(Collection entries)

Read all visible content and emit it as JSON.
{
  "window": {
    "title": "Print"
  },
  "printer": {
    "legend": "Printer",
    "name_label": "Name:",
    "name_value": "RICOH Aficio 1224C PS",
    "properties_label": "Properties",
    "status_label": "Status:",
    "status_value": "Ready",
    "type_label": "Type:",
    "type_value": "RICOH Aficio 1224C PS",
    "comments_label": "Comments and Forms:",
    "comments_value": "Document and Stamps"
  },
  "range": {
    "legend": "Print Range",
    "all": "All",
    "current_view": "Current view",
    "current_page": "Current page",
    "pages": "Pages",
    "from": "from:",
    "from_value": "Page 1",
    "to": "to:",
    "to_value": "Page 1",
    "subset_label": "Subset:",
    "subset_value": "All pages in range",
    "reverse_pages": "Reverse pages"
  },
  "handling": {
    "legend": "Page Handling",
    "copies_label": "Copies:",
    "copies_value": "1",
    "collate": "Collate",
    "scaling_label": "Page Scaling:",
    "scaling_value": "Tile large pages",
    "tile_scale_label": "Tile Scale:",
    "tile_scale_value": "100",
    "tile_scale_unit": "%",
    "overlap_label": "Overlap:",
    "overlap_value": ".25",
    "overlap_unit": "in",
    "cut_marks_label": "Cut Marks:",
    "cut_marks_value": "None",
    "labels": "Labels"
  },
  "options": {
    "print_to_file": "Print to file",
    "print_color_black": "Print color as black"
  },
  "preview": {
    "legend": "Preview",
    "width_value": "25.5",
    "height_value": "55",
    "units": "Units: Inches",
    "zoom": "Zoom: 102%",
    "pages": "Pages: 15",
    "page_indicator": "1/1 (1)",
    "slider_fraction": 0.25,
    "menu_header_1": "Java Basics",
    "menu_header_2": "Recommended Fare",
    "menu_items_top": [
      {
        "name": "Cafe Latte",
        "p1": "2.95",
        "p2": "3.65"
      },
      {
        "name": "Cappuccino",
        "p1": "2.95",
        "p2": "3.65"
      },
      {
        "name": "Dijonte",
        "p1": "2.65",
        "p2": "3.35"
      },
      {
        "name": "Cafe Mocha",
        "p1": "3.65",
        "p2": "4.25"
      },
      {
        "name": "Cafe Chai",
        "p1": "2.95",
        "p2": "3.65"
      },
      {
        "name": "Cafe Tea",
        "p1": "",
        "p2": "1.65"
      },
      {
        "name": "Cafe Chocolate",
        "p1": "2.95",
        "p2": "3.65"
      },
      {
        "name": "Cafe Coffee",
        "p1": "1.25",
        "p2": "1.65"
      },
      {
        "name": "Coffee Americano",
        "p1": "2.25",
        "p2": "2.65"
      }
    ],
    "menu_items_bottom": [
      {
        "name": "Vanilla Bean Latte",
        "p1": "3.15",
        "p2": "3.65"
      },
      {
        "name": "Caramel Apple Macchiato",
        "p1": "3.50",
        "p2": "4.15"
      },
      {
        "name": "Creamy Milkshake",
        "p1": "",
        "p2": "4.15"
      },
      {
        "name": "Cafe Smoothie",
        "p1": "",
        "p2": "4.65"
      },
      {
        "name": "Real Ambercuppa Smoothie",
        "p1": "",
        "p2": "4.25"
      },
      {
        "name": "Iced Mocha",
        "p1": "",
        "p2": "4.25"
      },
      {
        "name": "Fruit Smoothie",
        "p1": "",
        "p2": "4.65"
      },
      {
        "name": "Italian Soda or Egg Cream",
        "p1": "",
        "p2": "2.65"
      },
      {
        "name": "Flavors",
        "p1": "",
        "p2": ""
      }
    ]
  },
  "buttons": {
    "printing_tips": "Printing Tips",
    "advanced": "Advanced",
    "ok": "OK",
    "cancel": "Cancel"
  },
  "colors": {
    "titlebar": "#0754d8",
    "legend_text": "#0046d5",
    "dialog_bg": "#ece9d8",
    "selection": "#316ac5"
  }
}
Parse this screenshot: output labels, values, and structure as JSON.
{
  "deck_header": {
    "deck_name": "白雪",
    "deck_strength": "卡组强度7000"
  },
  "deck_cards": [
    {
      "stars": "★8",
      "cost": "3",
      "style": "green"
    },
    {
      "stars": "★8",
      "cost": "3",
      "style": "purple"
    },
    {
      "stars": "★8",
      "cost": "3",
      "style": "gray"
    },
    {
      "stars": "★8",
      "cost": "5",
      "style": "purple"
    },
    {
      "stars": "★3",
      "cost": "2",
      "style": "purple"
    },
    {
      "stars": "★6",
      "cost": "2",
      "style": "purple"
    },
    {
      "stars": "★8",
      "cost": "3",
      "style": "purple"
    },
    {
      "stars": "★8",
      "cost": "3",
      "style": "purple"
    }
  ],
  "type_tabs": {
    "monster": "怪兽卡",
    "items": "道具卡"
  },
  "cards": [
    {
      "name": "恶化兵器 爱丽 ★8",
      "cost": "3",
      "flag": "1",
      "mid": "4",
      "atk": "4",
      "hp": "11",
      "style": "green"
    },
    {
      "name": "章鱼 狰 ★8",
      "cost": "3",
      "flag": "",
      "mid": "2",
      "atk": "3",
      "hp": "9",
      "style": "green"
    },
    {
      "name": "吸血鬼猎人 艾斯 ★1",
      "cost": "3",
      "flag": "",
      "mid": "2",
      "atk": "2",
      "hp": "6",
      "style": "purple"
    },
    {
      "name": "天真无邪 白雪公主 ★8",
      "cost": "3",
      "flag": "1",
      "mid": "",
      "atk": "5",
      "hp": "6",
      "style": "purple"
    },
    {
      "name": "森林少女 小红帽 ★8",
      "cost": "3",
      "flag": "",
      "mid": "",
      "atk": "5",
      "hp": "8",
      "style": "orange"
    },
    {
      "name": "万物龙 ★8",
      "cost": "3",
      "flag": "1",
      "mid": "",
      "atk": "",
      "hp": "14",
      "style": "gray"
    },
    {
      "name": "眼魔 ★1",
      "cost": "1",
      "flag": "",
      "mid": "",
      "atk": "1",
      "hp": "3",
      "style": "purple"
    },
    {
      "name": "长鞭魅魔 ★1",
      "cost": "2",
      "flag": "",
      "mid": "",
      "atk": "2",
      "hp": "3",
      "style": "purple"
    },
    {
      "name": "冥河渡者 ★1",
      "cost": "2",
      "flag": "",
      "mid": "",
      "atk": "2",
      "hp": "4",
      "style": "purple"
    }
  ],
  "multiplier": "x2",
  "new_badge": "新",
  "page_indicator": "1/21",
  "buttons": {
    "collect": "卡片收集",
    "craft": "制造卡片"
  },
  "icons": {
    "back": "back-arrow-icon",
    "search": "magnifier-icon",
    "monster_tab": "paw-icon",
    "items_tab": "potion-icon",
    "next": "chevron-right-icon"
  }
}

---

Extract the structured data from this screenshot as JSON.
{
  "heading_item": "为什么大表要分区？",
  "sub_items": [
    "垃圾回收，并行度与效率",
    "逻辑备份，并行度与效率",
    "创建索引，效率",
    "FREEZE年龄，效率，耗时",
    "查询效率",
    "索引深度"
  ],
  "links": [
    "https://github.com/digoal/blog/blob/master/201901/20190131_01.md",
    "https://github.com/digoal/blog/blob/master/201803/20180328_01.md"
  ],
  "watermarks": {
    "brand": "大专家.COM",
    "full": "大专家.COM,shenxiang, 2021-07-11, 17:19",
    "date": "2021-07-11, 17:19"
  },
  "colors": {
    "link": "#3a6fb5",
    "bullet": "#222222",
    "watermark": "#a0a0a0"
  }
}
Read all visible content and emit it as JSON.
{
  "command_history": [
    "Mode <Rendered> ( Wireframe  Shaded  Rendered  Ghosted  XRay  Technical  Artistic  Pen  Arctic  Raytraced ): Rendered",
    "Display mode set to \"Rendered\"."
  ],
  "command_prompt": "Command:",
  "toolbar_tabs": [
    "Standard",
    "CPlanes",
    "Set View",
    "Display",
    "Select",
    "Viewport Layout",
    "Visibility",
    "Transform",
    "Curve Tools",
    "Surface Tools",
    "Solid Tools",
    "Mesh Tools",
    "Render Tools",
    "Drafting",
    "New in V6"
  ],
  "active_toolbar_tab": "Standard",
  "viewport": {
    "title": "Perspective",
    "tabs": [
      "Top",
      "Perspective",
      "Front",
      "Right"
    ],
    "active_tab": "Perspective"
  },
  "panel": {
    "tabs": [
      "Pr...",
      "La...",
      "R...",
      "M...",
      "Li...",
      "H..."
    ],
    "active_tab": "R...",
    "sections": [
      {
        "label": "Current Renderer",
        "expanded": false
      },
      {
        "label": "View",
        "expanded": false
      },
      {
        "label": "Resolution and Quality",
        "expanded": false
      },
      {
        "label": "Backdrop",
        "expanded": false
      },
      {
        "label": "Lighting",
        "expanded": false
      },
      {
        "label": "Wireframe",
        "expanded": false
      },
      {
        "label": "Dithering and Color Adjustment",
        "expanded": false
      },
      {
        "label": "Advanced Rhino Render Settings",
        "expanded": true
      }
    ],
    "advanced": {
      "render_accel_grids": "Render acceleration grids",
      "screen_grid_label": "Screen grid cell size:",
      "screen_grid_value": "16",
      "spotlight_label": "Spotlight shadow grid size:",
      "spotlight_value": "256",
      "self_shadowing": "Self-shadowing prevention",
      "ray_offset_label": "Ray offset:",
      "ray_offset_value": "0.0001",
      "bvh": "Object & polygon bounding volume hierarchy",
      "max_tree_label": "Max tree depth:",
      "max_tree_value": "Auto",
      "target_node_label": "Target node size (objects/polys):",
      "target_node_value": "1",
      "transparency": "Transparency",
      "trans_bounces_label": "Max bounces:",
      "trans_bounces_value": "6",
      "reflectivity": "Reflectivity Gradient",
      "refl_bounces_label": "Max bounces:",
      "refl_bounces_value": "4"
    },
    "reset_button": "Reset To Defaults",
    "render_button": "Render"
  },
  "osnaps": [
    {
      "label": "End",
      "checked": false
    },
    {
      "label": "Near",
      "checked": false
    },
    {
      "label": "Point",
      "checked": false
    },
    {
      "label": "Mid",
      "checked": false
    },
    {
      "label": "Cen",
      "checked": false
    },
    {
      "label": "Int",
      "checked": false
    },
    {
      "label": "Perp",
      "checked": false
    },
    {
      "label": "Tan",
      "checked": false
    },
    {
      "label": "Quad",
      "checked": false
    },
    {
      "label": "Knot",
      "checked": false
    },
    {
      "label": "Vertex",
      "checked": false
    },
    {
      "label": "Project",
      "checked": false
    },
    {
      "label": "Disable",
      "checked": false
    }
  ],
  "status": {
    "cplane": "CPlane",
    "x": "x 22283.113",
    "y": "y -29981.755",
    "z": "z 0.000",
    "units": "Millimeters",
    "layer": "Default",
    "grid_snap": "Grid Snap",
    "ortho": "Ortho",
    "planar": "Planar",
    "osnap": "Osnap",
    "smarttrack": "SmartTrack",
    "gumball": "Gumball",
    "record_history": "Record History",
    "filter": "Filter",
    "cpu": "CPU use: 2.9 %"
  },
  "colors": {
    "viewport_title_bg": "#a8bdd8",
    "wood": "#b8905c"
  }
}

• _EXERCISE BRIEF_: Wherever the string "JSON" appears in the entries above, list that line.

• _ANSWER SECTION_:
Read all visible content and emit it as JSON.
Parse this screenshot: output labels, values, and structure as JSON.
Extract the structured data from this screenshot as JSON.
Read all visible content and emit it as JSON.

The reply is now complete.